What the exercise asks: When a line in the listing below contains the word "ATIK", return a copy of that line.

Data listing:
»»

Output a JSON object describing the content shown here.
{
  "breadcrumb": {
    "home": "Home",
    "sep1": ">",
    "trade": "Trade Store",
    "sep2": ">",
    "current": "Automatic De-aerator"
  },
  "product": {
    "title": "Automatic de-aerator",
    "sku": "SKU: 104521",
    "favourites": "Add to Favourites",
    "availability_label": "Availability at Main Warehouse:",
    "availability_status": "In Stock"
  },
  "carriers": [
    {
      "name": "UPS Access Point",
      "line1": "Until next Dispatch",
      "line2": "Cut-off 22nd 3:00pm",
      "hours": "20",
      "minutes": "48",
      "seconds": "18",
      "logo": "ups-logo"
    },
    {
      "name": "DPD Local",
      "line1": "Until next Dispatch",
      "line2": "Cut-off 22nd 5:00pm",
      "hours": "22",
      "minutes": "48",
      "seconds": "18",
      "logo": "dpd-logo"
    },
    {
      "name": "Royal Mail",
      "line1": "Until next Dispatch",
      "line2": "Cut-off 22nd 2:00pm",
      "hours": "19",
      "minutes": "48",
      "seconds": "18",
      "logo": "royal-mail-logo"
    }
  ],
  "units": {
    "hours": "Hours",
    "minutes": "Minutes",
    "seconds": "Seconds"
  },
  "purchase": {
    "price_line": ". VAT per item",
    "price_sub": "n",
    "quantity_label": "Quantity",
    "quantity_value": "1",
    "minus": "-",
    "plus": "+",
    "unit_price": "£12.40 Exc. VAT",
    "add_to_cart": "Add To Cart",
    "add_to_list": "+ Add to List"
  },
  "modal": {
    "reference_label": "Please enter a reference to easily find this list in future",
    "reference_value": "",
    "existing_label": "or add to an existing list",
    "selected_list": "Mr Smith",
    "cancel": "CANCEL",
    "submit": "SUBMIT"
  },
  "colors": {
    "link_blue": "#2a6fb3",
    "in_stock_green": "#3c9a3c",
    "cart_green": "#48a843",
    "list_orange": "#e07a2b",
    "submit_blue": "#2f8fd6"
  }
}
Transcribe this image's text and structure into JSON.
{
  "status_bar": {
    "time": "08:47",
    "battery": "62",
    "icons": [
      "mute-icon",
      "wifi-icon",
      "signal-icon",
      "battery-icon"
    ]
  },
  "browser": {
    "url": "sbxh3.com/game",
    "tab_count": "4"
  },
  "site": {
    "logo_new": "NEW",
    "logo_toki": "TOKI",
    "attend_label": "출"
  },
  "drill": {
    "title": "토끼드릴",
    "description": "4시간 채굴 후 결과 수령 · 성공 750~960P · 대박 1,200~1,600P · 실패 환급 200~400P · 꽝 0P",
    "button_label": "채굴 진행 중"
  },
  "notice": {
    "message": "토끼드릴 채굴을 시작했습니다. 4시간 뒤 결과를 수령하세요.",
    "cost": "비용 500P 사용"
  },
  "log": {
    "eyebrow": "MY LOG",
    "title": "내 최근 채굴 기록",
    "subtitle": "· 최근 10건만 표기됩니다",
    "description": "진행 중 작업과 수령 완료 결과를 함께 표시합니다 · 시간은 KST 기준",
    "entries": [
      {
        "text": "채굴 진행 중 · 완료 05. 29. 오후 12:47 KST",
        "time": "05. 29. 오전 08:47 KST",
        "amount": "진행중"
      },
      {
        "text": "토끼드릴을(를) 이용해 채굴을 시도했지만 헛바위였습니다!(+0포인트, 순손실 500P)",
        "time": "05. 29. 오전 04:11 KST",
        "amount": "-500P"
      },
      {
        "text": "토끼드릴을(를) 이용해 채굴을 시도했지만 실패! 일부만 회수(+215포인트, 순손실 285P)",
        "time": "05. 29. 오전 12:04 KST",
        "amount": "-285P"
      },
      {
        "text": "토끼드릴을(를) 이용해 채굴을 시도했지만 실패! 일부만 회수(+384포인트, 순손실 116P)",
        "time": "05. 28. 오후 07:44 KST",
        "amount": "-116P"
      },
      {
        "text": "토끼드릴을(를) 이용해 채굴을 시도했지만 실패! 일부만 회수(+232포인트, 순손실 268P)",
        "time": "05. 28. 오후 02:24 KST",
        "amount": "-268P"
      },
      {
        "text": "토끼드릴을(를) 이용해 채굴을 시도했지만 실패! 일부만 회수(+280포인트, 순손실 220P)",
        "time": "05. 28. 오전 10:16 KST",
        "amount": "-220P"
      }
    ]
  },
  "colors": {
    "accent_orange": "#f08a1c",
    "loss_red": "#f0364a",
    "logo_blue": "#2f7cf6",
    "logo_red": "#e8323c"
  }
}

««
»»

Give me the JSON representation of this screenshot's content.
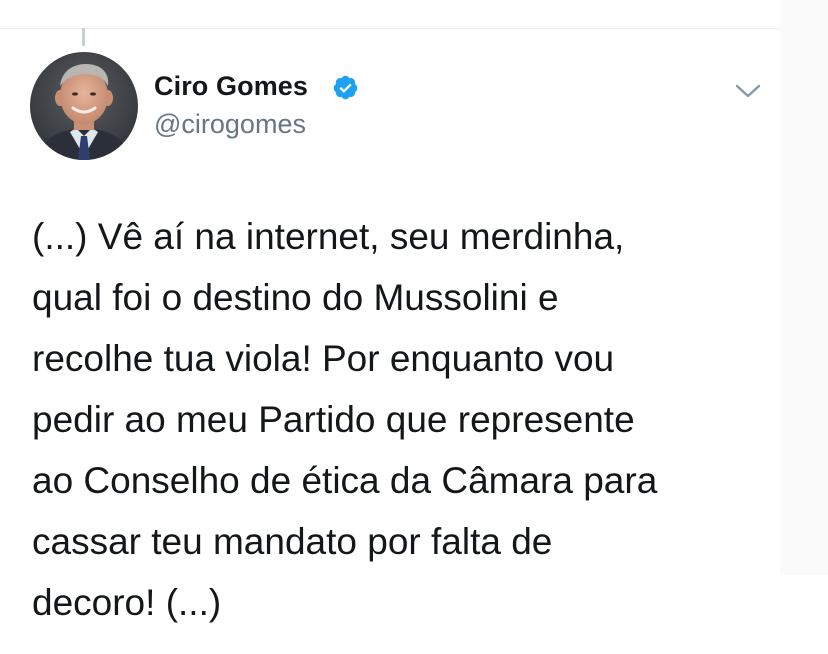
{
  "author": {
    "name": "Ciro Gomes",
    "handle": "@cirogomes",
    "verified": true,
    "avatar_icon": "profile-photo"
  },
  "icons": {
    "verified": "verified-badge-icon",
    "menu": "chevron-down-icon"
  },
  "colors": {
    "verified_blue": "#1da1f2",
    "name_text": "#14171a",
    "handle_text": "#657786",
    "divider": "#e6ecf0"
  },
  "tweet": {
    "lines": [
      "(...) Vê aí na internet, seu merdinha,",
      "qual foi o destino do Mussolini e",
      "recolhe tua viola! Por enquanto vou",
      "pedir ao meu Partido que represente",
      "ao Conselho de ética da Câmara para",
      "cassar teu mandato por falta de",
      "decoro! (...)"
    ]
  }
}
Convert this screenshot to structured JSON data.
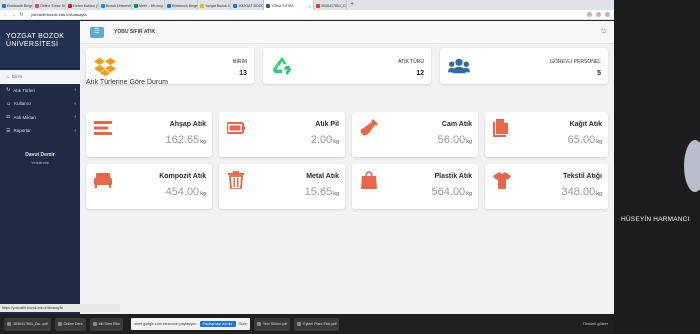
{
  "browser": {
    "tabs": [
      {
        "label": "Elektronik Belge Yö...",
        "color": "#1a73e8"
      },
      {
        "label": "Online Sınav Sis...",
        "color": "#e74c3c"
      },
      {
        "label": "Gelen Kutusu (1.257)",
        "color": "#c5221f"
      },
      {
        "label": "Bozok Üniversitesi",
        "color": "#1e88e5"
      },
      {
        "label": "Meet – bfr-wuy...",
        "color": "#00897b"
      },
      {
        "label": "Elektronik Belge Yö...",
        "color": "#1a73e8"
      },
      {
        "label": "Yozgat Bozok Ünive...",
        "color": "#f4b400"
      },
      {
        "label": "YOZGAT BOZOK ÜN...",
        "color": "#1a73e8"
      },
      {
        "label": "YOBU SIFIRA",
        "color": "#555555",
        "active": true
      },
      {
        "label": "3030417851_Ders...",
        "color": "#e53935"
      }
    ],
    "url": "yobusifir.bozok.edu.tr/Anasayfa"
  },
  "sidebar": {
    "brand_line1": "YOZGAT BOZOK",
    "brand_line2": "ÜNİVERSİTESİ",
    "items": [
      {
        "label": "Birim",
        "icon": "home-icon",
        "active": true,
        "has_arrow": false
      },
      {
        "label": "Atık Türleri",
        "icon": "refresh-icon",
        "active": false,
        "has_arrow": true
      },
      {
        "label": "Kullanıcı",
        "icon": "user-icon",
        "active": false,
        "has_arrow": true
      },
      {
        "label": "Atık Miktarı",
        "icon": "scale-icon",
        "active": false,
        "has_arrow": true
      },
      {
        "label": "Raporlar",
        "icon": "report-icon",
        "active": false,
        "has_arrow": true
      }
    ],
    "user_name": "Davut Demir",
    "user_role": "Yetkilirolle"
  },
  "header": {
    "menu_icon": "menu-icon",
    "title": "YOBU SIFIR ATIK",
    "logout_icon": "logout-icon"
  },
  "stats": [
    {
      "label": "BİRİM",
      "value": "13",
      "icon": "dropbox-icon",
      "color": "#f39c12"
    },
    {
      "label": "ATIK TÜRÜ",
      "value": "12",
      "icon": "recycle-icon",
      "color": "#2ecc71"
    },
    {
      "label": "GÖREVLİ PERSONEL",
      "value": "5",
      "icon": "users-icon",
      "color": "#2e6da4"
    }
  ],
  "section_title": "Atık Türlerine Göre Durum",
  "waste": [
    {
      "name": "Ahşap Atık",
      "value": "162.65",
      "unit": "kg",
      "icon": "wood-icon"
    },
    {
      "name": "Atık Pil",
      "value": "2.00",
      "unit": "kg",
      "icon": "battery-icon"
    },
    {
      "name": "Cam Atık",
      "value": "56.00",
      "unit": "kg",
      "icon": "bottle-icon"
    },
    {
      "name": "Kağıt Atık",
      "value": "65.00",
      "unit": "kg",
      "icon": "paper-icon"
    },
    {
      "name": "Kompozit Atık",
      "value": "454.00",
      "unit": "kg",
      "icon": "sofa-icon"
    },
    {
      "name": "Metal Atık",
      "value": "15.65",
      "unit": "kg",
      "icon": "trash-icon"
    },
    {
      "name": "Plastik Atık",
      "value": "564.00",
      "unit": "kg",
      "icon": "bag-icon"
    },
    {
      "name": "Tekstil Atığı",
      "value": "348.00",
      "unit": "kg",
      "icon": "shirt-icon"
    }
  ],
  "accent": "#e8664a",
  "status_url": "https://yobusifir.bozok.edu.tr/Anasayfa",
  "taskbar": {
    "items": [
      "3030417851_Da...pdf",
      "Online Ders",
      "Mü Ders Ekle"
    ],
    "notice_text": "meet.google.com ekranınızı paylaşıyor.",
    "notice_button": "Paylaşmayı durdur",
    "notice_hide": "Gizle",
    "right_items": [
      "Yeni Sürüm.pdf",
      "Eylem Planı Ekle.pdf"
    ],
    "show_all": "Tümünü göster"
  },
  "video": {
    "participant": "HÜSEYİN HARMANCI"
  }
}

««
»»

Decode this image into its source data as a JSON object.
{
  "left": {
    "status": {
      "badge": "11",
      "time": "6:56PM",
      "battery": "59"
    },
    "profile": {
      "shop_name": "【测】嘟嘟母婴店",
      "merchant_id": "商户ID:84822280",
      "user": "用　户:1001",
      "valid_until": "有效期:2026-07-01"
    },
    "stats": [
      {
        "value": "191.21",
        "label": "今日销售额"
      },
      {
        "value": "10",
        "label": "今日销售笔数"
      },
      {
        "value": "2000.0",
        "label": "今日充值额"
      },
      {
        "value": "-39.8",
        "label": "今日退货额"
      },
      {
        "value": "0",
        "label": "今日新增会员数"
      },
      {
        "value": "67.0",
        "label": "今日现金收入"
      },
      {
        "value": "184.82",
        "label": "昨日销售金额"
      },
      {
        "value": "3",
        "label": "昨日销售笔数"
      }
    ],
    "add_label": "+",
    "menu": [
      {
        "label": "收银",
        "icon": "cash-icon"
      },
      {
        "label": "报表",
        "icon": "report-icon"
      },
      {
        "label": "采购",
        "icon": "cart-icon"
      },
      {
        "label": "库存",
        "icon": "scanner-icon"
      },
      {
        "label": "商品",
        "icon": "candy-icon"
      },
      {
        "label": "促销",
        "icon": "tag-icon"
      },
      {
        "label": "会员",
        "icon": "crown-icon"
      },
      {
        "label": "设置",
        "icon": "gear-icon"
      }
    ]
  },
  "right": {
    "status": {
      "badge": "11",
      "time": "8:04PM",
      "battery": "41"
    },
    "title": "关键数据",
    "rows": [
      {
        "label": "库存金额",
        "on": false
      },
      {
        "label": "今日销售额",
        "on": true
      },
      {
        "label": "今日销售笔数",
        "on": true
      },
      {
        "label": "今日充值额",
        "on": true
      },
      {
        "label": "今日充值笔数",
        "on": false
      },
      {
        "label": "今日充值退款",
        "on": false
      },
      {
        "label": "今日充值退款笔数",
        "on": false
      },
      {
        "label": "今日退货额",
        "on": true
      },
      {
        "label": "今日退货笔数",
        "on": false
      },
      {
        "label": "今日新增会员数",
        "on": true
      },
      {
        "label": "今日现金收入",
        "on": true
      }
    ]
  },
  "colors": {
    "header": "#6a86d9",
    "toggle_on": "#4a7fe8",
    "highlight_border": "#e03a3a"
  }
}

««

Task response:
    "title": "YOBU SIFIR ATIK",
      "label": "ATIK TÜRÜ",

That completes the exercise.